"""

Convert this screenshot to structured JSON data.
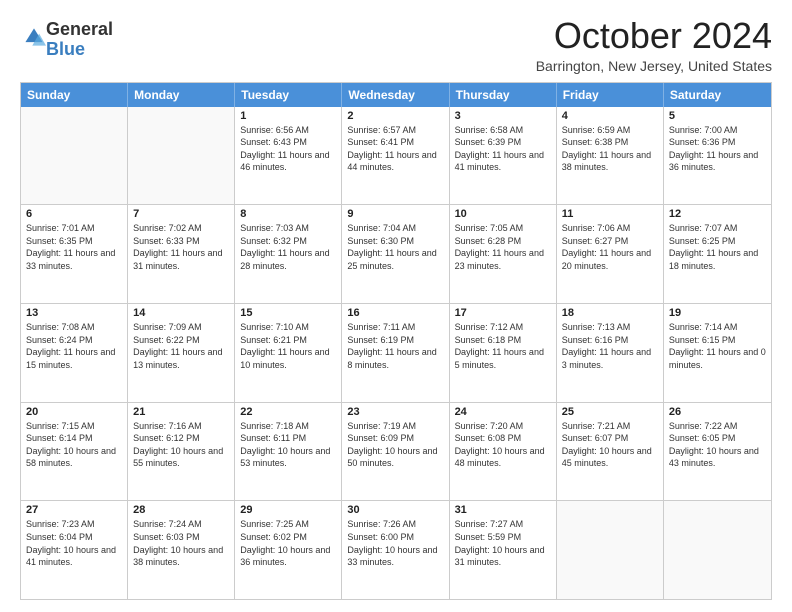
{
  "logo": {
    "general": "General",
    "blue": "Blue"
  },
  "title": "October 2024",
  "location": "Barrington, New Jersey, United States",
  "days": [
    "Sunday",
    "Monday",
    "Tuesday",
    "Wednesday",
    "Thursday",
    "Friday",
    "Saturday"
  ],
  "rows": [
    [
      {
        "num": "",
        "empty": true,
        "text": ""
      },
      {
        "num": "",
        "empty": true,
        "text": ""
      },
      {
        "num": "1",
        "text": "Sunrise: 6:56 AM\nSunset: 6:43 PM\nDaylight: 11 hours and 46 minutes."
      },
      {
        "num": "2",
        "text": "Sunrise: 6:57 AM\nSunset: 6:41 PM\nDaylight: 11 hours and 44 minutes."
      },
      {
        "num": "3",
        "text": "Sunrise: 6:58 AM\nSunset: 6:39 PM\nDaylight: 11 hours and 41 minutes."
      },
      {
        "num": "4",
        "text": "Sunrise: 6:59 AM\nSunset: 6:38 PM\nDaylight: 11 hours and 38 minutes."
      },
      {
        "num": "5",
        "text": "Sunrise: 7:00 AM\nSunset: 6:36 PM\nDaylight: 11 hours and 36 minutes."
      }
    ],
    [
      {
        "num": "6",
        "text": "Sunrise: 7:01 AM\nSunset: 6:35 PM\nDaylight: 11 hours and 33 minutes."
      },
      {
        "num": "7",
        "text": "Sunrise: 7:02 AM\nSunset: 6:33 PM\nDaylight: 11 hours and 31 minutes."
      },
      {
        "num": "8",
        "text": "Sunrise: 7:03 AM\nSunset: 6:32 PM\nDaylight: 11 hours and 28 minutes."
      },
      {
        "num": "9",
        "text": "Sunrise: 7:04 AM\nSunset: 6:30 PM\nDaylight: 11 hours and 25 minutes."
      },
      {
        "num": "10",
        "text": "Sunrise: 7:05 AM\nSunset: 6:28 PM\nDaylight: 11 hours and 23 minutes."
      },
      {
        "num": "11",
        "text": "Sunrise: 7:06 AM\nSunset: 6:27 PM\nDaylight: 11 hours and 20 minutes."
      },
      {
        "num": "12",
        "text": "Sunrise: 7:07 AM\nSunset: 6:25 PM\nDaylight: 11 hours and 18 minutes."
      }
    ],
    [
      {
        "num": "13",
        "text": "Sunrise: 7:08 AM\nSunset: 6:24 PM\nDaylight: 11 hours and 15 minutes."
      },
      {
        "num": "14",
        "text": "Sunrise: 7:09 AM\nSunset: 6:22 PM\nDaylight: 11 hours and 13 minutes."
      },
      {
        "num": "15",
        "text": "Sunrise: 7:10 AM\nSunset: 6:21 PM\nDaylight: 11 hours and 10 minutes."
      },
      {
        "num": "16",
        "text": "Sunrise: 7:11 AM\nSunset: 6:19 PM\nDaylight: 11 hours and 8 minutes."
      },
      {
        "num": "17",
        "text": "Sunrise: 7:12 AM\nSunset: 6:18 PM\nDaylight: 11 hours and 5 minutes."
      },
      {
        "num": "18",
        "text": "Sunrise: 7:13 AM\nSunset: 6:16 PM\nDaylight: 11 hours and 3 minutes."
      },
      {
        "num": "19",
        "text": "Sunrise: 7:14 AM\nSunset: 6:15 PM\nDaylight: 11 hours and 0 minutes."
      }
    ],
    [
      {
        "num": "20",
        "text": "Sunrise: 7:15 AM\nSunset: 6:14 PM\nDaylight: 10 hours and 58 minutes."
      },
      {
        "num": "21",
        "text": "Sunrise: 7:16 AM\nSunset: 6:12 PM\nDaylight: 10 hours and 55 minutes."
      },
      {
        "num": "22",
        "text": "Sunrise: 7:18 AM\nSunset: 6:11 PM\nDaylight: 10 hours and 53 minutes."
      },
      {
        "num": "23",
        "text": "Sunrise: 7:19 AM\nSunset: 6:09 PM\nDaylight: 10 hours and 50 minutes."
      },
      {
        "num": "24",
        "text": "Sunrise: 7:20 AM\nSunset: 6:08 PM\nDaylight: 10 hours and 48 minutes."
      },
      {
        "num": "25",
        "text": "Sunrise: 7:21 AM\nSunset: 6:07 PM\nDaylight: 10 hours and 45 minutes."
      },
      {
        "num": "26",
        "text": "Sunrise: 7:22 AM\nSunset: 6:05 PM\nDaylight: 10 hours and 43 minutes."
      }
    ],
    [
      {
        "num": "27",
        "text": "Sunrise: 7:23 AM\nSunset: 6:04 PM\nDaylight: 10 hours and 41 minutes."
      },
      {
        "num": "28",
        "text": "Sunrise: 7:24 AM\nSunset: 6:03 PM\nDaylight: 10 hours and 38 minutes."
      },
      {
        "num": "29",
        "text": "Sunrise: 7:25 AM\nSunset: 6:02 PM\nDaylight: 10 hours and 36 minutes."
      },
      {
        "num": "30",
        "text": "Sunrise: 7:26 AM\nSunset: 6:00 PM\nDaylight: 10 hours and 33 minutes."
      },
      {
        "num": "31",
        "text": "Sunrise: 7:27 AM\nSunset: 5:59 PM\nDaylight: 10 hours and 31 minutes."
      },
      {
        "num": "",
        "empty": true,
        "text": ""
      },
      {
        "num": "",
        "empty": true,
        "text": ""
      }
    ]
  ]
}
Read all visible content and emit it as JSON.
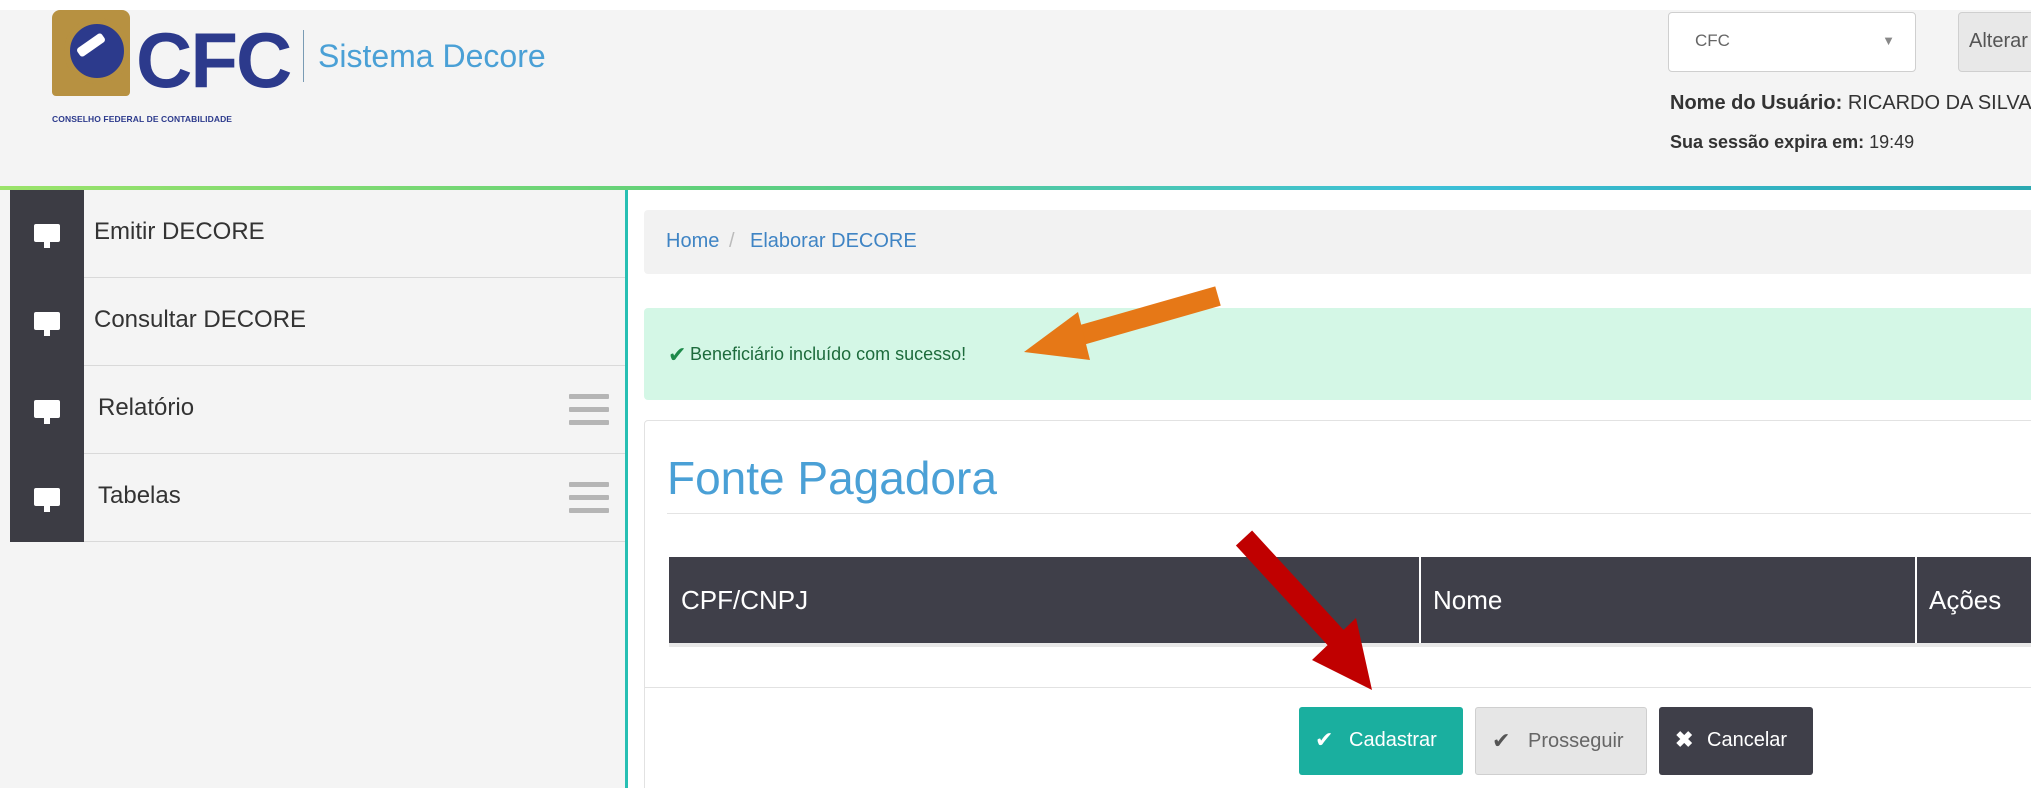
{
  "header": {
    "logo_text": "CFC",
    "logo_subtitle": "CONSELHO FEDERAL DE CONTABILIDADE",
    "system_name": "Sistema Decore",
    "org_select_value": "CFC",
    "alterar_label": "Alterar",
    "user_label": "Nome do Usuário:",
    "user_value": "RICARDO DA SILVA",
    "session_label": "Sua sessão expira em:",
    "session_value": "19:49"
  },
  "sidebar": {
    "items": [
      {
        "label": "Emitir DECORE",
        "icon": "monitor-icon"
      },
      {
        "label": "Consultar DECORE",
        "icon": "monitor-icon"
      },
      {
        "label": "Relatório",
        "icon": "monitor-icon",
        "menu": true
      },
      {
        "label": "Tabelas",
        "icon": "monitor-icon",
        "menu": true
      }
    ]
  },
  "breadcrumb": {
    "home": "Home",
    "separator": "/",
    "current": "Elaborar DECORE"
  },
  "alert": {
    "icon": "check-icon",
    "message": "Beneficiário incluído com sucesso!"
  },
  "panel": {
    "title": "Fonte Pagadora",
    "columns": [
      "CPF/CNPJ",
      "Nome",
      "Ações"
    ],
    "buttons": {
      "cadastrar": "Cadastrar",
      "prosseguir": "Prosseguir",
      "cancelar": "Cancelar"
    }
  },
  "colors": {
    "accent": "#27bfb3",
    "title_blue": "#4aa0d6",
    "dark_header": "#3f3f49",
    "success_bg": "#d4f7e6",
    "annotation_orange": "#e67817",
    "annotation_red": "#c00000"
  }
}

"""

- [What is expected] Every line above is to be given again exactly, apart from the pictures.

- [Reply]
Convert this screenshot to structured JSON data.
{
  "logo": {
    "general": "General",
    "blue": "Blue"
  },
  "title": "October 2024",
  "location": "Barrington, New Jersey, United States",
  "days": [
    "Sunday",
    "Monday",
    "Tuesday",
    "Wednesday",
    "Thursday",
    "Friday",
    "Saturday"
  ],
  "rows": [
    [
      {
        "num": "",
        "empty": true,
        "text": ""
      },
      {
        "num": "",
        "empty": true,
        "text": ""
      },
      {
        "num": "1",
        "text": "Sunrise: 6:56 AM\nSunset: 6:43 PM\nDaylight: 11 hours and 46 minutes."
      },
      {
        "num": "2",
        "text": "Sunrise: 6:57 AM\nSunset: 6:41 PM\nDaylight: 11 hours and 44 minutes."
      },
      {
        "num": "3",
        "text": "Sunrise: 6:58 AM\nSunset: 6:39 PM\nDaylight: 11 hours and 41 minutes."
      },
      {
        "num": "4",
        "text": "Sunrise: 6:59 AM\nSunset: 6:38 PM\nDaylight: 11 hours and 38 minutes."
      },
      {
        "num": "5",
        "text": "Sunrise: 7:00 AM\nSunset: 6:36 PM\nDaylight: 11 hours and 36 minutes."
      }
    ],
    [
      {
        "num": "6",
        "text": "Sunrise: 7:01 AM\nSunset: 6:35 PM\nDaylight: 11 hours and 33 minutes."
      },
      {
        "num": "7",
        "text": "Sunrise: 7:02 AM\nSunset: 6:33 PM\nDaylight: 11 hours and 31 minutes."
      },
      {
        "num": "8",
        "text": "Sunrise: 7:03 AM\nSunset: 6:32 PM\nDaylight: 11 hours and 28 minutes."
      },
      {
        "num": "9",
        "text": "Sunrise: 7:04 AM\nSunset: 6:30 PM\nDaylight: 11 hours and 25 minutes."
      },
      {
        "num": "10",
        "text": "Sunrise: 7:05 AM\nSunset: 6:28 PM\nDaylight: 11 hours and 23 minutes."
      },
      {
        "num": "11",
        "text": "Sunrise: 7:06 AM\nSunset: 6:27 PM\nDaylight: 11 hours and 20 minutes."
      },
      {
        "num": "12",
        "text": "Sunrise: 7:07 AM\nSunset: 6:25 PM\nDaylight: 11 hours and 18 minutes."
      }
    ],
    [
      {
        "num": "13",
        "text": "Sunrise: 7:08 AM\nSunset: 6:24 PM\nDaylight: 11 hours and 15 minutes."
      },
      {
        "num": "14",
        "text": "Sunrise: 7:09 AM\nSunset: 6:22 PM\nDaylight: 11 hours and 13 minutes."
      },
      {
        "num": "15",
        "text": "Sunrise: 7:10 AM\nSunset: 6:21 PM\nDaylight: 11 hours and 10 minutes."
      },
      {
        "num": "16",
        "text": "Sunrise: 7:11 AM\nSunset: 6:19 PM\nDaylight: 11 hours and 8 minutes."
      },
      {
        "num": "17",
        "text": "Sunrise: 7:12 AM\nSunset: 6:18 PM\nDaylight: 11 hours and 5 minutes."
      },
      {
        "num": "18",
        "text": "Sunrise: 7:13 AM\nSunset: 6:16 PM\nDaylight: 11 hours and 3 minutes."
      },
      {
        "num": "19",
        "text": "Sunrise: 7:14 AM\nSunset: 6:15 PM\nDaylight: 11 hours and 0 minutes."
      }
    ],
    [
      {
        "num": "20",
        "text": "Sunrise: 7:15 AM\nSunset: 6:14 PM\nDaylight: 10 hours and 58 minutes."
      },
      {
        "num": "21",
        "text": "Sunrise: 7:16 AM\nSunset: 6:12 PM\nDaylight: 10 hours and 55 minutes."
      },
      {
        "num": "22",
        "text": "Sunrise: 7:18 AM\nSunset: 6:11 PM\nDaylight: 10 hours and 53 minutes."
      },
      {
        "num": "23",
        "text": "Sunrise: 7:19 AM\nSunset: 6:09 PM\nDaylight: 10 hours and 50 minutes."
      },
      {
        "num": "24",
        "text": "Sunrise: 7:20 AM\nSunset: 6:08 PM\nDaylight: 10 hours and 48 minutes."
      },
      {
        "num": "25",
        "text": "Sunrise: 7:21 AM\nSunset: 6:07 PM\nDaylight: 10 hours and 45 minutes."
      },
      {
        "num": "26",
        "text": "Sunrise: 7:22 AM\nSunset: 6:05 PM\nDaylight: 10 hours and 43 minutes."
      }
    ],
    [
      {
        "num": "27",
        "text": "Sunrise: 7:23 AM\nSunset: 6:04 PM\nDaylight: 10 hours and 41 minutes."
      },
      {
        "num": "28",
        "text": "Sunrise: 7:24 AM\nSunset: 6:03 PM\nDaylight: 10 hours and 38 minutes."
      },
      {
        "num": "29",
        "text": "Sunrise: 7:25 AM\nSunset: 6:02 PM\nDaylight: 10 hours and 36 minutes."
      },
      {
        "num": "30",
        "text": "Sunrise: 7:26 AM\nSunset: 6:00 PM\nDaylight: 10 hours and 33 minutes."
      },
      {
        "num": "31",
        "text": "Sunrise: 7:27 AM\nSunset: 5:59 PM\nDaylight: 10 hours and 31 minutes."
      },
      {
        "num": "",
        "empty": true,
        "text": ""
      },
      {
        "num": "",
        "empty": true,
        "text": ""
      }
    ]
  ]
}
Read all visible content and emit it as JSON.
{
  "header": {
    "logo_text": "CFC",
    "logo_subtitle": "CONSELHO FEDERAL DE CONTABILIDADE",
    "system_name": "Sistema Decore",
    "org_select_value": "CFC",
    "alterar_label": "Alterar",
    "user_label": "Nome do Usuário:",
    "user_value": "RICARDO DA SILVA",
    "session_label": "Sua sessão expira em:",
    "session_value": "19:49"
  },
  "sidebar": {
    "items": [
      {
        "label": "Emitir DECORE",
        "icon": "monitor-icon"
      },
      {
        "label": "Consultar DECORE",
        "icon": "monitor-icon"
      },
      {
        "label": "Relatório",
        "icon": "monitor-icon",
        "menu": true
      },
      {
        "label": "Tabelas",
        "icon": "monitor-icon",
        "menu": true
      }
    ]
  },
  "breadcrumb": {
    "home": "Home",
    "separator": "/",
    "current": "Elaborar DECORE"
  },
  "alert": {
    "icon": "check-icon",
    "message": "Beneficiário incluído com sucesso!"
  },
  "panel": {
    "title": "Fonte Pagadora",
    "columns": [
      "CPF/CNPJ",
      "Nome",
      "Ações"
    ],
    "buttons": {
      "cadastrar": "Cadastrar",
      "prosseguir": "Prosseguir",
      "cancelar": "Cancelar"
    }
  },
  "colors": {
    "accent": "#27bfb3",
    "title_blue": "#4aa0d6",
    "dark_header": "#3f3f49",
    "success_bg": "#d4f7e6",
    "annotation_orange": "#e67817",
    "annotation_red": "#c00000"
  }
}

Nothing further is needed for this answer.